(Stored dataset items)
-- -- --
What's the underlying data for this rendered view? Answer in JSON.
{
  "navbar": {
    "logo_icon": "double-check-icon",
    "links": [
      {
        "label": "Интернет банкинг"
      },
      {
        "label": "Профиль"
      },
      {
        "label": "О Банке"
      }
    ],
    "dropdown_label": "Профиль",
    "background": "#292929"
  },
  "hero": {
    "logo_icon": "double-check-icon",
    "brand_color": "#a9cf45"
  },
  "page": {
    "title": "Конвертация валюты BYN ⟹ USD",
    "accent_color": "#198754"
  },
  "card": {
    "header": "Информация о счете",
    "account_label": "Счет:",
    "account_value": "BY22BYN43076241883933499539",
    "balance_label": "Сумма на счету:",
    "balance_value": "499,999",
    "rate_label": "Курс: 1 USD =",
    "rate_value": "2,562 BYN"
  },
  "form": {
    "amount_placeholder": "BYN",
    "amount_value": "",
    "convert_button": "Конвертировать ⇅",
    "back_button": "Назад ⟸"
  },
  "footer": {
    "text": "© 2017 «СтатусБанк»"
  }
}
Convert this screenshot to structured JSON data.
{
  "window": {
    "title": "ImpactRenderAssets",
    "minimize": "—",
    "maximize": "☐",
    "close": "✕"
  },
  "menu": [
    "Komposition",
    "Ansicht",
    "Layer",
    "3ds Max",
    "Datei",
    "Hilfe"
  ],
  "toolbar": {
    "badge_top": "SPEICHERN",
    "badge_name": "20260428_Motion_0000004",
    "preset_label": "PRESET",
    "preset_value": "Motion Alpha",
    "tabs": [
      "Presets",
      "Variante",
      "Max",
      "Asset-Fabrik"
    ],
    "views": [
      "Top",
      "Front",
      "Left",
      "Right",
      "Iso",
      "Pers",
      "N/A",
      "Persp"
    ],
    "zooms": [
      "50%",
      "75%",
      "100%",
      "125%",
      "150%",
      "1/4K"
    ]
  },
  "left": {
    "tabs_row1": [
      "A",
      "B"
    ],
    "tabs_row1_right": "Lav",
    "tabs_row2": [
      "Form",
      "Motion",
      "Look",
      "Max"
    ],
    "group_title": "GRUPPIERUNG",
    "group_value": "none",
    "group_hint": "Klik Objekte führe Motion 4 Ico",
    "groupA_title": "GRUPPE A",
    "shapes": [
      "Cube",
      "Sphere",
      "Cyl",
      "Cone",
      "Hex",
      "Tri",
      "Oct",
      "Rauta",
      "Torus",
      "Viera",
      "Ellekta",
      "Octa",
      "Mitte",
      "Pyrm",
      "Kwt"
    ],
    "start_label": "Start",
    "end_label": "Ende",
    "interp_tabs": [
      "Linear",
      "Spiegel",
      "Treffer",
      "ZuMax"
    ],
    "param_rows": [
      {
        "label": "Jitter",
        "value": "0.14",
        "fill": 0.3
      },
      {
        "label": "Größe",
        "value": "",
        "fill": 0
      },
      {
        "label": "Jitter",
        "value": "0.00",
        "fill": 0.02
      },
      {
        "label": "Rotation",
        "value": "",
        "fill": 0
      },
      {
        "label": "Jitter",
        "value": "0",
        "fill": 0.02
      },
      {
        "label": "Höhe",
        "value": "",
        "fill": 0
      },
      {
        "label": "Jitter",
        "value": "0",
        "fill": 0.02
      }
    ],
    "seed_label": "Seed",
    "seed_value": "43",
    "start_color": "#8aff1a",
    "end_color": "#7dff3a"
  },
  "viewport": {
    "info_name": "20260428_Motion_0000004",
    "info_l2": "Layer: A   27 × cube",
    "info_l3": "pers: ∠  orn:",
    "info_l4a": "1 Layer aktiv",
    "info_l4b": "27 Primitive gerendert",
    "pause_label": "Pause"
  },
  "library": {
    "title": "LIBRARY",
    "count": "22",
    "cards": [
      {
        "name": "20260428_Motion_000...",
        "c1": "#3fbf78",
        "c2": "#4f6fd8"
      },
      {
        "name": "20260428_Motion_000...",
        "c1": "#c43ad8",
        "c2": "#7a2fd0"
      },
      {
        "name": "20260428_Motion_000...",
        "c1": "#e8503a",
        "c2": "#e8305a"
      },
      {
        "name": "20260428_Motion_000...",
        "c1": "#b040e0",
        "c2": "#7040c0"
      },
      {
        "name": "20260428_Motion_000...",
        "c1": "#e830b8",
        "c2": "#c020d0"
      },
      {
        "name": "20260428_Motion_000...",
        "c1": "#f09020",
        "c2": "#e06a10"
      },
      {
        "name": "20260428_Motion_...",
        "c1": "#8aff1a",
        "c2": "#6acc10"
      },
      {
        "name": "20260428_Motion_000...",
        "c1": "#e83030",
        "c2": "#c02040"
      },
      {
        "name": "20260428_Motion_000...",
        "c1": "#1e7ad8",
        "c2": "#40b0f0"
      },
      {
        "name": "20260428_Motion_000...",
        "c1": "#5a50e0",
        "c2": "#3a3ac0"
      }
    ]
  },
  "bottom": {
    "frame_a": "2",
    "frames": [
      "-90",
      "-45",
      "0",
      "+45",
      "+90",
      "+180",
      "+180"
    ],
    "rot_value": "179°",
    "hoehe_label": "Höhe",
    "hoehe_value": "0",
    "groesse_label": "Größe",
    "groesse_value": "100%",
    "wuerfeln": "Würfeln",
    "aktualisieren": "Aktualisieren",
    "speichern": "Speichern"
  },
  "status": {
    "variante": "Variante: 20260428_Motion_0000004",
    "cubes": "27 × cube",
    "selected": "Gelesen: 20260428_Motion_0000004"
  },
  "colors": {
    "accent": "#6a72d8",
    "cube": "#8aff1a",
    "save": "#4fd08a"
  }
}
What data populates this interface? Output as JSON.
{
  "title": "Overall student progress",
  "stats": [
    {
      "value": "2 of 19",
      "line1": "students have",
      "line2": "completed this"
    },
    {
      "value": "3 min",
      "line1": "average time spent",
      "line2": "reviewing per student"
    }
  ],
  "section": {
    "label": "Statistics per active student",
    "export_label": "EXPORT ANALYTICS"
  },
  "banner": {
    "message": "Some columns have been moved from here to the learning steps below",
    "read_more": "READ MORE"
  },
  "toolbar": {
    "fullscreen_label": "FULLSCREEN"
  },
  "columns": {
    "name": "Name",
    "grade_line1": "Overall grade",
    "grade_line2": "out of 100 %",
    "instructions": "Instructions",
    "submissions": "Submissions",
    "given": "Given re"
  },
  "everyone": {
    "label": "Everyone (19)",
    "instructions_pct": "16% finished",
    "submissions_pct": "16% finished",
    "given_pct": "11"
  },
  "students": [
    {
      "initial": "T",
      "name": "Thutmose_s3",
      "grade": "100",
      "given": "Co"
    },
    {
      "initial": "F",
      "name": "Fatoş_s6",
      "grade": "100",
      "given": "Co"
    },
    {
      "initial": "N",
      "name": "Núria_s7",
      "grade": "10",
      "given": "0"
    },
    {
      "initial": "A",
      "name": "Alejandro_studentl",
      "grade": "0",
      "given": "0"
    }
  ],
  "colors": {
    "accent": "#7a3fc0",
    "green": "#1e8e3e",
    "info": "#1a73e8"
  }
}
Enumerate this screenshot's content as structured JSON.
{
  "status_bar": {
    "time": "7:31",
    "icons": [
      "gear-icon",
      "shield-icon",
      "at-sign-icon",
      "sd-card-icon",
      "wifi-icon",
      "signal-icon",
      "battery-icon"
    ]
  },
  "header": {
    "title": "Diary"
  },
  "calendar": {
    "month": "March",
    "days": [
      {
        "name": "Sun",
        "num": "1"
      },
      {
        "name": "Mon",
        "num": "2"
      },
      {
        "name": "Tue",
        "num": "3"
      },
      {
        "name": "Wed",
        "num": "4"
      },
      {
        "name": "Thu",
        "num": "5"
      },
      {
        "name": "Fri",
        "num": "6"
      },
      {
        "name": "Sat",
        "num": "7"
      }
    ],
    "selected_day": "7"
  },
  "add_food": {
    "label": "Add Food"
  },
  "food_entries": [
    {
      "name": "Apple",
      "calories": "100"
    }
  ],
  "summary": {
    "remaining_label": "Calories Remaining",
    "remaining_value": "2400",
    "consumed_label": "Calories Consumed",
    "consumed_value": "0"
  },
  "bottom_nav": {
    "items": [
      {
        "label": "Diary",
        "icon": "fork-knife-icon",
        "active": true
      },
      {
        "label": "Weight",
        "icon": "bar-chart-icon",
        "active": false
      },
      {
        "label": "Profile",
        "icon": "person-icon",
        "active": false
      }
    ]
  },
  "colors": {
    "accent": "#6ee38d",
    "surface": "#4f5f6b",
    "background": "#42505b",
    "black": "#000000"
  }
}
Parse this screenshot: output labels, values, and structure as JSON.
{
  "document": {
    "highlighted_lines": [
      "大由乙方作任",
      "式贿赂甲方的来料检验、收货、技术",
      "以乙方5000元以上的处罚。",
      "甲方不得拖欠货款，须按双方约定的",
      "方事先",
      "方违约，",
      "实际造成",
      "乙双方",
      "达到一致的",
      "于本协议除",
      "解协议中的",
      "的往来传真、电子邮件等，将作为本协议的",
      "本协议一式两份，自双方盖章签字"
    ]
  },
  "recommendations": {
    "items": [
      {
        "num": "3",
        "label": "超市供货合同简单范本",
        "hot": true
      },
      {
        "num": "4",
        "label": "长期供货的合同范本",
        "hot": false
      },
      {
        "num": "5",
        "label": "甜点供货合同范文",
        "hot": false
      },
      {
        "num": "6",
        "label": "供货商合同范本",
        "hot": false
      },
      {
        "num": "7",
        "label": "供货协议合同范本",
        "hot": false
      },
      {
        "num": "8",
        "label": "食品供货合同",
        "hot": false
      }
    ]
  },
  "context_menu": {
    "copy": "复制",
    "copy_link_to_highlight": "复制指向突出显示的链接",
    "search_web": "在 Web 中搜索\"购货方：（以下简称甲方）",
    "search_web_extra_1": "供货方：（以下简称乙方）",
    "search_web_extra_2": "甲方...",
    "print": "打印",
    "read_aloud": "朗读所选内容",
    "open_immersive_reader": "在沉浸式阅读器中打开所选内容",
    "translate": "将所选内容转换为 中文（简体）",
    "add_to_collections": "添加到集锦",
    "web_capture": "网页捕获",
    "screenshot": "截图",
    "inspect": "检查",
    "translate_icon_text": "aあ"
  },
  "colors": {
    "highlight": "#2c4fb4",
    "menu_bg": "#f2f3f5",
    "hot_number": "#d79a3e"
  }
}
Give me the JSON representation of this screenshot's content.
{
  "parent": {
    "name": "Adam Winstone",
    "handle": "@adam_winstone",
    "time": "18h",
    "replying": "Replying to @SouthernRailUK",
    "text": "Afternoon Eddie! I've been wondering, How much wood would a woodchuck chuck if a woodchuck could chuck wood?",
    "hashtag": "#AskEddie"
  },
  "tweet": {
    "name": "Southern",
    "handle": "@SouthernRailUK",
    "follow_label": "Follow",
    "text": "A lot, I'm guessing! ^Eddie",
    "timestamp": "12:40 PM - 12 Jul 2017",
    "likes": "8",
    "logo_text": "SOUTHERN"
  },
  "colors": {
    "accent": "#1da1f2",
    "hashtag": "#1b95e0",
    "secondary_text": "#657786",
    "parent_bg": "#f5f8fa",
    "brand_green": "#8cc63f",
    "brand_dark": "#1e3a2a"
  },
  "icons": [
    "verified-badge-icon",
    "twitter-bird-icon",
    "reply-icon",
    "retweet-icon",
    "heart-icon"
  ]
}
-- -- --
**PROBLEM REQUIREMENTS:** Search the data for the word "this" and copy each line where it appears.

**TASK SOLUTION:**
What's the underlying data for this rendered view? Answer in JSON.
Convert this screenshot to structured JSON data.
What data populates this interface? Output as JSON.
      "line2": "completed this"
Enumerate this screenshot's content as structured JSON.
Parse this screenshot: output labels, values, and structure as JSON.
Give me the JSON representation of this screenshot's content.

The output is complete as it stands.